“It’s a utopian project, but the only alternative is a dystopia.”The conundrum facing Syriza was painted as a stark choice between austerity and Greece’s exit from the eurozone, also known as “Grexit.” While Varoufakis stood firm against further austerity, he also lambasted the idea of Grexit, explaining that “it’s one thing to say we should not have created this European Union,” which he agrees with. “It’s quite another thing to say we should disintegrate now that we have it,” because, “if we exit from the monetary union, we’re not going to end up where we would have been had we not entered. We’re going to fall off a cliff.” Varoufakis is confident that solutions do exist to fix the eurozone so that it is both “efficient and humane.”

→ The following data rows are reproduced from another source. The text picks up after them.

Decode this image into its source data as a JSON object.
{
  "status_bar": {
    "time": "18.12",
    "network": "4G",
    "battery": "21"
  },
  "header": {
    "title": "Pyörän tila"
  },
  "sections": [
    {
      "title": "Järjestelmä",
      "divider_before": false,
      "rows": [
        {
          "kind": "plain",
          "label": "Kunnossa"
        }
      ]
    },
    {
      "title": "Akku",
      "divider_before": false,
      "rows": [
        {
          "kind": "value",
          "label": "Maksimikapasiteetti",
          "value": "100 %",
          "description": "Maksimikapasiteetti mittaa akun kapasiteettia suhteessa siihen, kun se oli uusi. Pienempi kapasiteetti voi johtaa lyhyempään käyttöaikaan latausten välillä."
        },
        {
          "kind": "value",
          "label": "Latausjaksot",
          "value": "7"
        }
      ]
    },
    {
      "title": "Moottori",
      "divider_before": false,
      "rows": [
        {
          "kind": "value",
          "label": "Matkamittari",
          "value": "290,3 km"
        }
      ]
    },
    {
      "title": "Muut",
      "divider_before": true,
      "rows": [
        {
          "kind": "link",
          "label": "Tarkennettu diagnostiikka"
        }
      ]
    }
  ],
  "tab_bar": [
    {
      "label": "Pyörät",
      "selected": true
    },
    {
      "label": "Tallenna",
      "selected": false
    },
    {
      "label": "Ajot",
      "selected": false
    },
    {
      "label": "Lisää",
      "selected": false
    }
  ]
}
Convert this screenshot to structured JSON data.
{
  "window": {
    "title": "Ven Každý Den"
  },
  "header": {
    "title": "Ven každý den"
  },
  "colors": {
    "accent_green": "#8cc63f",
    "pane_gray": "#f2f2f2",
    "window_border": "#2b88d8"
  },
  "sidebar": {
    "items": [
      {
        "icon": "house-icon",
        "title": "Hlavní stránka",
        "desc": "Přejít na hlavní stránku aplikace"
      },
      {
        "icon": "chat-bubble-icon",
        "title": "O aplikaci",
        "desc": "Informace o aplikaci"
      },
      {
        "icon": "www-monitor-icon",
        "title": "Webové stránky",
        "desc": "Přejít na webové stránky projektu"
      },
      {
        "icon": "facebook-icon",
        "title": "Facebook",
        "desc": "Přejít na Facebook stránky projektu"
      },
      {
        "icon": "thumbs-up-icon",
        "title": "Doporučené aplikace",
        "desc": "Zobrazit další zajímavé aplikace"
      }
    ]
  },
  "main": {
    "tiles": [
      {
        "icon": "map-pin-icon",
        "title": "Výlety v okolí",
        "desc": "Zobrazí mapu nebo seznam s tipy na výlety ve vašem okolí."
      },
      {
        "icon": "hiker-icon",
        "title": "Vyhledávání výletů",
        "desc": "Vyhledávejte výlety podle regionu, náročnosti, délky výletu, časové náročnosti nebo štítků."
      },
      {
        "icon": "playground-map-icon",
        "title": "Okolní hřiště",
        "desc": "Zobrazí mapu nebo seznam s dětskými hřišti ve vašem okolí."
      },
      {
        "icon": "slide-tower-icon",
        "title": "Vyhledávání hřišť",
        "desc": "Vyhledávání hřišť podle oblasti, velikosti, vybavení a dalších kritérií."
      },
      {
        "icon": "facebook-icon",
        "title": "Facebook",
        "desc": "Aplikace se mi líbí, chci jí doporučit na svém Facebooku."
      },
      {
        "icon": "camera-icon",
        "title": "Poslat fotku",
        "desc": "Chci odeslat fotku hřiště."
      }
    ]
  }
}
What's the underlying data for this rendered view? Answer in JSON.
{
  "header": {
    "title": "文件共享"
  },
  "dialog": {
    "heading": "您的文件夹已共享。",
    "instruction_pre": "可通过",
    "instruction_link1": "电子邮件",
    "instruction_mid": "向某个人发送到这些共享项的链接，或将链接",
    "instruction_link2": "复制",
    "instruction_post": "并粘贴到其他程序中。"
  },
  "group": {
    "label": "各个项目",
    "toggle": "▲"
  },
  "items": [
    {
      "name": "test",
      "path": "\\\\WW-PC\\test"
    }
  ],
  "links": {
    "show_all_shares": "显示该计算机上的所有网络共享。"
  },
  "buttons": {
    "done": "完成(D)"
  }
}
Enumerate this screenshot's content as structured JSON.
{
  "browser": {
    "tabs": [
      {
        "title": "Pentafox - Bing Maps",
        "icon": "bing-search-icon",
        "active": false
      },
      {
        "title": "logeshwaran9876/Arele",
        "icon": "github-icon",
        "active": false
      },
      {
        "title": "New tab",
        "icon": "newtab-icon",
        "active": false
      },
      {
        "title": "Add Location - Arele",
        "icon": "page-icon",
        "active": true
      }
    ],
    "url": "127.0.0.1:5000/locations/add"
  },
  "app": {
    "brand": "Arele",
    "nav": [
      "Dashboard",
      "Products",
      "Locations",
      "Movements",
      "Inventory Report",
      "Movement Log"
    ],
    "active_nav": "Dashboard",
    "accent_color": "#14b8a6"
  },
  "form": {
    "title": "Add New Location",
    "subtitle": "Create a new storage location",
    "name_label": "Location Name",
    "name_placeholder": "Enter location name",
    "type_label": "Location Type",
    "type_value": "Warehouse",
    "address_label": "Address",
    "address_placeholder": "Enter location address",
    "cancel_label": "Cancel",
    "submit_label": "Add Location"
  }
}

It is not just the suffering of ordinary Greeks that is the concern, but also the dangerous rise of authoritarianism on a continent that still shudders over its fascist past. Varoufakis sees the rise of Greece’s Golden Dawn neo-Nazi party as intimately connected to the fiscal crisis and the architecture of the eurozone. “What happens to a nation that is ritually humiliated, put through a Great Depression and given no hope?” he asked. “Those elements of vulgar politics that are always present in any society—those seeds start sprouting.”
To combat authoritarianism, austerity and the tyranny of the European Union (EU), Varoufakis spearheaded the launch of a new pro-democracy movement earlier this year called DiEM25, which stands for Democracy in Europe Movement 2025. The movement has branches in nations throughout Europe and has already grown to 17,000 members. According to Varoufakis, “[F]or the first time in Europe, people are trying to create a European agenda independently of borders, nationalities, culture and political party affiliation.” The group’s manifesto starts with the sentence, “For all their concerns with global competitiveness, migration and terrorism, only one prospect truly terrifies the Powers of Europe: Democracy!” The organization is growing fast and could develop into a mass movement before long. Varoufakis admitted, “It’s a utopian project, but the only alternative is a dystopia.”
There is a growing distrust of authoritarianism and capitalism all over the world today. Here in the United States, Varoufakis echoed the campaign catchphrase of presidential candidate Bernie Sanders, saying, “We have a political revolution in this country.” When I asked him his opinion of Sanders, he shared an anecdote from more than a year ago:
“On Jan. 26, 2015, the day after our magnificent electoral victory [in the Greek election], I received a phone call from Vermont: ‘My name is Bernie Sanders, I am a senator from Vermont, and I’m calling to say we’re all watching you and we’re praying for you.’ What is happening [in the U.S. presidential election] is remarkable. The lesson we learn is that at some point people will respond, progressively and collectively and constructively, to the irrationality of the world we live in.”
Varoufakis is eternally optimistic. About his five months in office as Greek finance minister, he concluded, “It was only a battle. We didn’t lose the war. The war is being fought as we speak, in Athens, in Europe, and here [in the United States].”